So the Germans are taking on the markets. The announcement that they are banning naked short selling of CDS (a form of tradeable insurance against a counterparty defaulting) has had its inevitable consequence. I observe one common characteristics of all politicians and regulators. This is what I call Bob's Universal Political Law. They hate markets.
Markets are about democracy - literally the 'rule of the people'. Like democracy they need regulation but in essence they are the free expression of our individual and institutional rights to buy and sell what we want, when we want, how we want. Free and competitive markets where fundamental investors, speculators and arbitrageurs back their judgement - putting their money where their mouths are - provide high quality information about the value of financial securities and ultimately the state of the underlying economy. Speculators, taking huge risks, force price movements to completion much more rapidly than other investors playing the long game. Arbs make sure that securities trading in one market are identically priced in other markets. Politicians hate markets - they tell them what they do not want to hear. Markets find the weak point just like the ocean beating on a sea wall and rarely do they get it wrong.

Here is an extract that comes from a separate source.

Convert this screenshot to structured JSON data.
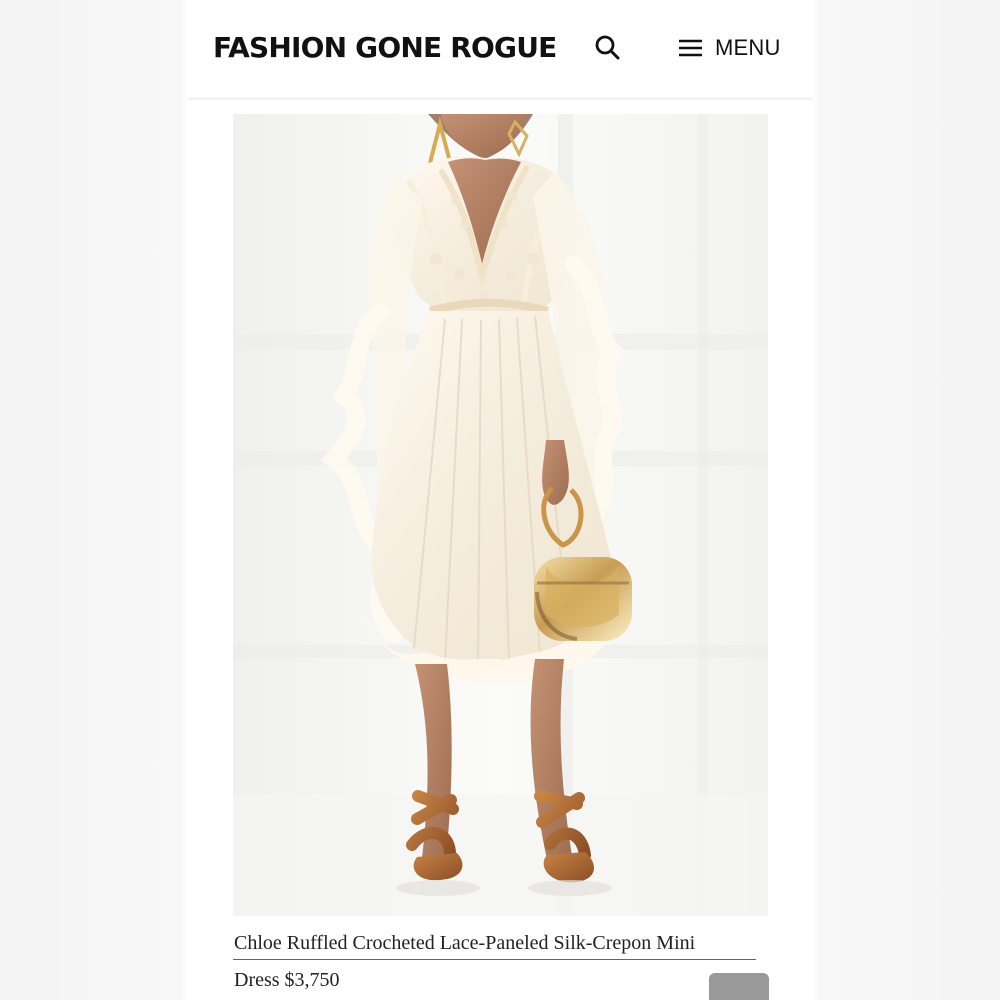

The banking crisis was a salutory example of the efficiency of the markets - once the vulnerability of the banks to the sub-prime mortgage market was apparent, the markets reacted. Too fast for the politicians and the regulators to cope with. So they called foul and banned short selling in banking stocks. Again, the markets are testing the economies of the Eurozone and in particular the political weakness and risks attaching to sovereign debt. So how do the politicians react? Merkel, dithered over supporting the Greek economy, the markets saw the hole in the Eurozone project and went for it. Guess what? What do the politicians so? Blame the markets. Shoot the messenger.
So what about the first two laws. Well you will just have to wait and find out.